Playing 'brain-training' games, doing crossword puzzles or learning a language might cover up the brain degeneration caused by dementia but can't stop it when it gets past a certain stage. Researchers from Rush University Medical Center in Chicago studied almost 1,200 older people over a 12-year period. They developed a scale to measure people's cognitive activity and tracked them to see whether they developed Alzheimer's. The researchers found that increased cognitive activity was associated with a 52% drop in mental decline over the first six years of the study. However, once people developed dementia their rate of decline accelerated by 42% for each point on the cognitive activity scale. The researchers thought that the cognitive activity allowed people to compensate for their brain's degeneration early on. However, by the time they developed symptoms their brain was in a much worse state and so they appeared to decline more quickly.
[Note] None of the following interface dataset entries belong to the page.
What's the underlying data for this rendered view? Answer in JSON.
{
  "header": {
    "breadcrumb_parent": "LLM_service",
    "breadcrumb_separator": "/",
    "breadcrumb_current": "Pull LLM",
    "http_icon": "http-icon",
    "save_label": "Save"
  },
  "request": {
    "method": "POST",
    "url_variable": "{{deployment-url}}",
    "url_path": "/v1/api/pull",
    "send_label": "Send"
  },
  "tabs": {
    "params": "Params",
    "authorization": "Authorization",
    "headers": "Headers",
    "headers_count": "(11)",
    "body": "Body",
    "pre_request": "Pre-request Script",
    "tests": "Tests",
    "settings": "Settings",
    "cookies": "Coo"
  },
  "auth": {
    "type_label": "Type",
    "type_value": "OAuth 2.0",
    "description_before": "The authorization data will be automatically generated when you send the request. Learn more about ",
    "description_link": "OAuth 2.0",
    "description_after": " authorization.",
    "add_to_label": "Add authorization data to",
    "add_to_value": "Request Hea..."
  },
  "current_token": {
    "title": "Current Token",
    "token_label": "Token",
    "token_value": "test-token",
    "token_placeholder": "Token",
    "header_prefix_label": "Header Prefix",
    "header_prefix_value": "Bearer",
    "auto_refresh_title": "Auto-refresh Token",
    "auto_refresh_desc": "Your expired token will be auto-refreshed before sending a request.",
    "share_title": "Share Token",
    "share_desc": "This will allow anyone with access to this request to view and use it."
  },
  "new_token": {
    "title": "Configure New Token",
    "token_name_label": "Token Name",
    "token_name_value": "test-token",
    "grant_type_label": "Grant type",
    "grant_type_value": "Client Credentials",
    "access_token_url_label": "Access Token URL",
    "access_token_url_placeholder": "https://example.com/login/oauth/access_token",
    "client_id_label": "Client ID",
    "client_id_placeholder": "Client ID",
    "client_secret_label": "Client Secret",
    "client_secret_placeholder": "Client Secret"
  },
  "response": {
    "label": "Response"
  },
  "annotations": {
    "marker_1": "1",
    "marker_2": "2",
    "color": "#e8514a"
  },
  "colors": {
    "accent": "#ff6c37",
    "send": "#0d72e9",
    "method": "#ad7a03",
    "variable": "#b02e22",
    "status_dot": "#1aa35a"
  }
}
You can find out more about this research by clicking on the link in the title of this post.